**Problem requirements**: Reproduce every entry exactly as given.

***

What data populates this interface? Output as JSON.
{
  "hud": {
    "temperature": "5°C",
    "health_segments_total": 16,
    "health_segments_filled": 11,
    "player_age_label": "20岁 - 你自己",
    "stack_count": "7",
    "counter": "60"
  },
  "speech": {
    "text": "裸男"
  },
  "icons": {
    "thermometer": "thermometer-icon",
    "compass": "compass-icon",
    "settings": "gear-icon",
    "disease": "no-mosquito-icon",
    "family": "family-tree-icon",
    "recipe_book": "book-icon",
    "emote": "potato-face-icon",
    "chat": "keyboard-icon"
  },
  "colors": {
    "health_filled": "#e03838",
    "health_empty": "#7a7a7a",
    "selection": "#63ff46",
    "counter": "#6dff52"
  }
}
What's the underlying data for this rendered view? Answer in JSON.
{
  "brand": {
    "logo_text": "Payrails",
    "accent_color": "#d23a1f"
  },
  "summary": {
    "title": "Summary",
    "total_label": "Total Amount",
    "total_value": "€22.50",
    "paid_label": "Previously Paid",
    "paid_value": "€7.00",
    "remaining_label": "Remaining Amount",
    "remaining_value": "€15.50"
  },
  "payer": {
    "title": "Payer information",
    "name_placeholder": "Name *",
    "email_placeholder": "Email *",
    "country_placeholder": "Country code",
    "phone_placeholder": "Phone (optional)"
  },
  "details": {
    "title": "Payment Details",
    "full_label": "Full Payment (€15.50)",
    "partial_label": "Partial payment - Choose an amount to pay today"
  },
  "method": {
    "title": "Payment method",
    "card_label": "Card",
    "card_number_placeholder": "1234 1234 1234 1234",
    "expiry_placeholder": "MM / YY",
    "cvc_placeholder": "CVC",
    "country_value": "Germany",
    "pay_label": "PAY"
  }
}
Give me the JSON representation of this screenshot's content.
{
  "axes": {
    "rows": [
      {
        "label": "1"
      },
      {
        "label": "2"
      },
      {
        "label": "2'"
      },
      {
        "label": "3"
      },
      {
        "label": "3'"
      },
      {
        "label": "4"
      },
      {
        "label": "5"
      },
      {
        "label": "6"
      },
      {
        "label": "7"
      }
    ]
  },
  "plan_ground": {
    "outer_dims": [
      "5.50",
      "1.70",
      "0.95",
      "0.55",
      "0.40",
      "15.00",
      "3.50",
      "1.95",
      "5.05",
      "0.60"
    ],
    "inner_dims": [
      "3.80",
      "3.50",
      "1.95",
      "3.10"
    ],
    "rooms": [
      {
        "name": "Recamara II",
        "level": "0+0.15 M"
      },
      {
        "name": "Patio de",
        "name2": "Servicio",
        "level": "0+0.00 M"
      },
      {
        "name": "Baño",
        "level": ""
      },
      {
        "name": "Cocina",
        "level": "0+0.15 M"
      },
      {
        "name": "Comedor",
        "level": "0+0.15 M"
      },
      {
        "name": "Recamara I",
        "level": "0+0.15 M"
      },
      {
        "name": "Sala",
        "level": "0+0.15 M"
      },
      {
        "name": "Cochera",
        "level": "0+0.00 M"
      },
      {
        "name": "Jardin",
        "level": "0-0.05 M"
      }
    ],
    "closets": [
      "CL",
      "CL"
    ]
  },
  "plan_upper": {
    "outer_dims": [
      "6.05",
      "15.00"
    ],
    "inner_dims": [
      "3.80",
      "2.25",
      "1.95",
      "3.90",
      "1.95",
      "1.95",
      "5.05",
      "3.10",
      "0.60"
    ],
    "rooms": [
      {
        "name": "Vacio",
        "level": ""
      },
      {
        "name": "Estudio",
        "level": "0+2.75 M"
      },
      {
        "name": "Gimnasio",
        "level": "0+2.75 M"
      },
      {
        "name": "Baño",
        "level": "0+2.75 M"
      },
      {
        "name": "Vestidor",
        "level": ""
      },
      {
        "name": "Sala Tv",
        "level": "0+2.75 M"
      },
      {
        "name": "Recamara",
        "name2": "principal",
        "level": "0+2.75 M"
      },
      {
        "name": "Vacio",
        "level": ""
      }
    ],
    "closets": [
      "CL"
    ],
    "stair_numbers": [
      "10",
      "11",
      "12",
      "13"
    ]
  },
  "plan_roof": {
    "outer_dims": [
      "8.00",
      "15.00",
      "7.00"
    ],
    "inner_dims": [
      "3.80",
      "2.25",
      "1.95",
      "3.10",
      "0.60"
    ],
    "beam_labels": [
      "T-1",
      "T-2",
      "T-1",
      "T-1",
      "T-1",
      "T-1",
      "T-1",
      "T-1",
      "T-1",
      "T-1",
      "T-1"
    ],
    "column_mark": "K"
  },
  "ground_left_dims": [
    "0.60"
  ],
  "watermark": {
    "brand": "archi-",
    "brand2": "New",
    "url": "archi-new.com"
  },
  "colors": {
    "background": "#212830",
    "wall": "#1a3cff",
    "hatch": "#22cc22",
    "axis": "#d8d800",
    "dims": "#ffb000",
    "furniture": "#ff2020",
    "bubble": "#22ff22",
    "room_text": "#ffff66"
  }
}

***

**Written response**:
What data populates this interface? Output as JSON.
{
  "hud": {
    "temperature": "5°C",
    "health_segments_total": 16,
    "health_segments_filled": 11,
    "player_age_label": "20岁 - 你自己",
    "stack_count": "7",
    "counter": "60"
  },
  "speech": {
    "text": "裸男"
  },
  "icons": {
    "thermometer": "thermometer-icon",
    "compass": "compass-icon",
    "settings": "gear-icon",
    "disease": "no-mosquito-icon",
    "family": "family-tree-icon",
    "recipe_book": "book-icon",
    "emote": "potato-face-icon",
    "chat": "keyboard-icon"
  },
  "colors": {
    "health_filled": "#e03838",
    "health_empty": "#7a7a7a",
    "selection": "#63ff46",
    "counter": "#6dff52"
  }
}
What's the underlying data for this rendered view? Answer in JSON.
{
  "brand": {
    "logo_text": "Payrails",
    "accent_color": "#d23a1f"
  },
  "summary": {
    "title": "Summary",
    "total_label": "Total Amount",
    "total_value": "€22.50",
    "paid_label": "Previously Paid",
    "paid_value": "€7.00",
    "remaining_label": "Remaining Amount",
    "remaining_value": "€15.50"
  },
  "payer": {
    "title": "Payer information",
    "name_placeholder": "Name *",
    "email_placeholder": "Email *",
    "country_placeholder": "Country code",
    "phone_placeholder": "Phone (optional)"
  },
  "details": {
    "title": "Payment Details",
    "full_label": "Full Payment (€15.50)",
    "partial_label": "Partial payment - Choose an amount to pay today"
  },
  "method": {
    "title": "Payment method",
    "card_label": "Card",
    "card_number_placeholder": "1234 1234 1234 1234",
    "expiry_placeholder": "MM / YY",
    "cvc_placeholder": "CVC",
    "country_value": "Germany",
    "pay_label": "PAY"
  }
}
Give me the JSON representation of this screenshot's content.
{
  "axes": {
    "rows": [
      {
        "label": "1"
      },
      {
        "label": "2"
      },
      {
        "label": "2'"
      },
      {
        "label": "3"
      },
      {
        "label": "3'"
      },
      {
        "label": "4"
      },
      {
        "label": "5"
      },
      {
        "label": "6"
      },
      {
        "label": "7"
      }
    ]
  },
  "plan_ground": {
    "outer_dims": [
      "5.50",
      "1.70",
      "0.95",
      "0.55",
      "0.40",
      "15.00",
      "3.50",
      "1.95",
      "5.05",
      "0.60"
    ],
    "inner_dims": [
      "3.80",
      "3.50",
      "1.95",
      "3.10"
    ],
    "rooms": [
      {
        "name": "Recamara II",
        "level": "0+0.15 M"
      },
      {
        "name": "Patio de",
        "name2": "Servicio",
        "level": "0+0.00 M"
      },
      {
        "name": "Baño",
        "level": ""
      },
      {
        "name": "Cocina",
        "level": "0+0.15 M"
      },
      {
        "name": "Comedor",
        "level": "0+0.15 M"
      },
      {
        "name": "Recamara I",
        "level": "0+0.15 M"
      },
      {
        "name": "Sala",
        "level": "0+0.15 M"
      },
      {
        "name": "Cochera",
        "level": "0+0.00 M"
      },
      {
        "name": "Jardin",
        "level": "0-0.05 M"
      }
    ],
    "closets": [
      "CL",
      "CL"
    ]
  },
  "plan_upper": {
    "outer_dims": [
      "6.05",
      "15.00"
    ],
    "inner_dims": [
      "3.80",
      "2.25",
      "1.95",
      "3.90",
      "1.95",
      "1.95",
      "5.05",
      "3.10",
      "0.60"
    ],
    "rooms": [
      {
        "name": "Vacio",
        "level": ""
      },
      {
        "name": "Estudio",
        "level": "0+2.75 M"
      },
      {
        "name": "Gimnasio",
        "level": "0+2.75 M"
      },
      {
        "name": "Baño",
        "level": "0+2.75 M"
      },
      {
        "name": "Vestidor",
        "level": ""
      },
      {
        "name": "Sala Tv",
        "level": "0+2.75 M"
      },
      {
        "name": "Recamara",
        "name2": "principal",
        "level": "0+2.75 M"
      },
      {
        "name": "Vacio",
        "level": ""
      }
    ],
    "closets": [
      "CL"
    ],
    "stair_numbers": [
      "10",
      "11",
      "12",
      "13"
    ]
  },
  "plan_roof": {
    "outer_dims": [
      "8.00",
      "15.00",
      "7.00"
    ],
    "inner_dims": [
      "3.80",
      "2.25",
      "1.95",
      "3.10",
      "0.60"
    ],
    "beam_labels": [
      "T-1",
      "T-2",
      "T-1",
      "T-1",
      "T-1",
      "T-1",
      "T-1",
      "T-1",
      "T-1",
      "T-1",
      "T-1"
    ],
    "column_mark": "K"
  },
  "ground_left_dims": [
    "0.60"
  ],
  "watermark": {
    "brand": "archi-",
    "brand2": "New",
    "url": "archi-new.com"
  },
  "colors": {
    "background": "#212830",
    "wall": "#1a3cff",
    "hatch": "#22cc22",
    "axis": "#d8d800",
    "dims": "#ffb000",
    "furniture": "#ff2020",
    "bubble": "#22ff22",
    "room_text": "#ffff66"
  }
}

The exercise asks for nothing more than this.